"For us, it's the same message. Reach out. Sometimes, I have to remind engineers that they’re not God and they don’t necessarily know everything. I know sometimes for the technical people, it’s a little bit harder for them to admit they don’t know everything. We try to encourage everyone to pick up the phone and call the manufacturer. I think that giving our suppliers a call and saying, 'Can you help us? I’m struggling. I don't understand.' It is very valuable," says Ramirez.
Understand Your Improvement Goals
You have to have a clear goal when you set out to improve a process. It may be a quality challenge, a cycle time challenge, or a set up challenge. It may be multiple things, according to Ramirez. "If you look at the fishbone, it could be multiple spines causing one problem. At the end of the day, what we want to do is have the product built, flow, and able to meet or exceed any quality requirements. That’s what we want to accomplish," he explains. "It’s interesting because we were talking earlier about the machine cycle times. Some of our machines run 100,000 or a gazillion components, but interestingly enough, we have found that in some instances, slowing down the equipment significantly improves the output and the flow. It is a compromise. Back to your question about the goal, it could be many different aspects. It’s just a matter of understanding what is it that you’re trying to accomplish and what could be negatively impacting the goal."
"We're rabid about reducing waste and we sit down, we value-stream map, we do some measurements, and we see where we should focus first," says Prina. "The tough part is always how you make sure that whatever you’ve done sticks. We try to use multiple events and things like that. Get people involved and then go back and just get that standard work written down and then checked daily at a supervisor or lead level, and check monthly at an executive level. Did we stink? Are we still headed in the right direction? What’s our next step? Okay, we reduced 50% of the waste, how do we get 50% out of there again?"
So, what are the best practices to consider when improving the electronic assembly process? Prina says its "measure what matters."
"For years, we’ve picked out a number of KPIs and we just took some numbers here, took some numbers there, and didn’t really do much with them," he says. "We didn’t get much effect for it. We built some KPI trees, decided what key processes we really want to monitor and what we’re going to do with that information once we have it."

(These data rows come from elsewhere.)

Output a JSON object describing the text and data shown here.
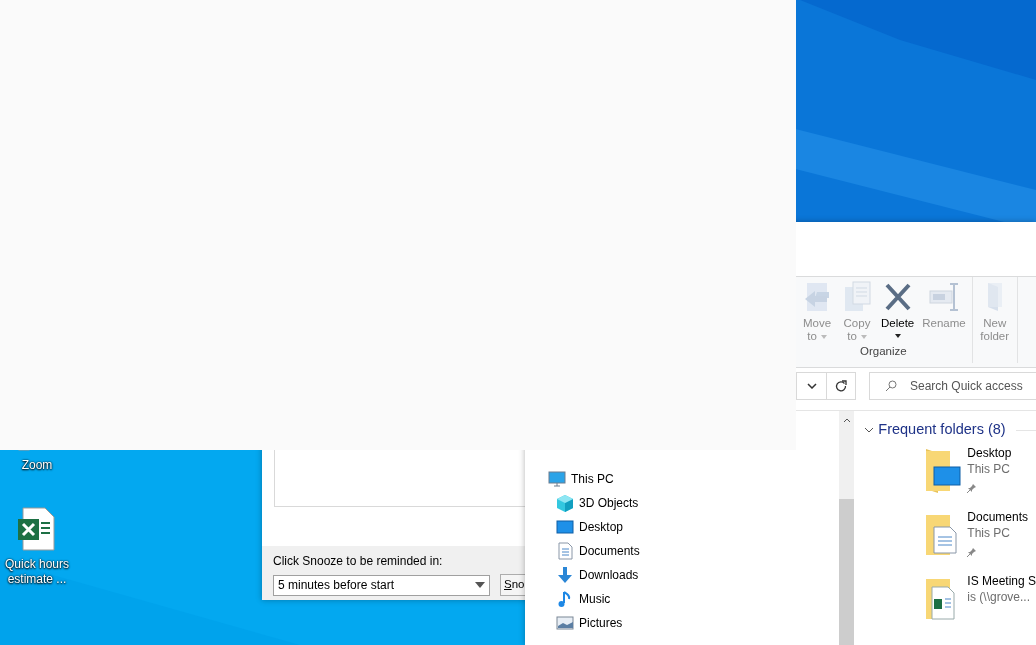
{
  "desktop_icons": [
    {
      "label": "Zoom",
      "kind": "app"
    },
    {
      "label": "Quick hours estimate ...",
      "kind": "spreadsheet"
    }
  ],
  "reminder": {
    "prompt": "Click Snooze to be reminded in:",
    "snooze_time": "5 minutes before start",
    "snooze_button": "Sno"
  },
  "explorer": {
    "ribbon": {
      "groups": [
        {
          "label": "Organize",
          "buttons": [
            {
              "lines": [
                "Move",
                "to"
              ],
              "kind": "move",
              "menu": true,
              "disabled": true
            },
            {
              "lines": [
                "Copy",
                "to"
              ],
              "kind": "copy",
              "menu": true,
              "disabled": true
            },
            {
              "lines": [
                "Delete"
              ],
              "kind": "delete",
              "menu": true,
              "disabled": false
            },
            {
              "lines": [
                "Rename"
              ],
              "kind": "rename",
              "menu": false,
              "disabled": true
            }
          ]
        },
        {
          "buttons": [
            {
              "lines": [
                "New",
                "folder"
              ],
              "kind": "newfolder",
              "menu": false,
              "disabled": true
            }
          ]
        }
      ]
    },
    "search": {
      "placeholder": "Search Quick access"
    },
    "nav_pane": {
      "items": [
        {
          "label": "This PC",
          "kind": "pc",
          "children": [
            {
              "label": "3D Objects",
              "kind": "objects3d"
            },
            {
              "label": "Desktop",
              "kind": "desktop"
            },
            {
              "label": "Documents",
              "kind": "documents"
            },
            {
              "label": "Downloads",
              "kind": "downloads"
            },
            {
              "label": "Music",
              "kind": "music"
            },
            {
              "label": "Pictures",
              "kind": "pictures"
            }
          ]
        }
      ]
    },
    "frequent": {
      "title": "Frequent folders (8)",
      "expanded": true,
      "folders": [
        {
          "name": "Desktop",
          "location": "This PC",
          "pinned": true,
          "kind": "desktop"
        },
        {
          "name": "Documents",
          "location": "This PC",
          "pinned": true,
          "kind": "documents"
        },
        {
          "name": "IS Meeting S",
          "location": "is (\\\\grove...",
          "pinned": false,
          "kind": "spreadsheet"
        }
      ]
    }
  }
}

"Back to fundamentals," notes Ramirez. "The theory of constraints. There is one thing that is making your whole process slow. If you focus on that area, then you measure that area, you know that everything else flows. Listen to your employees. That guy or gal that is spending eight hours in front of that machine can probably tell you more about what is causing the problem. Maybe he or she doesn’t know what exactly the problem is, but by getting their inputs, understanding under what circumstances these problems happened, they typically can tell you a lot of information and help you actually fix the problem. That is something that we have to keep repeating all the time to our management team. The more your people know, the more you involve them, the better your results are going to be."
This article was originally published in the August 2017 issue of SMT Magazine.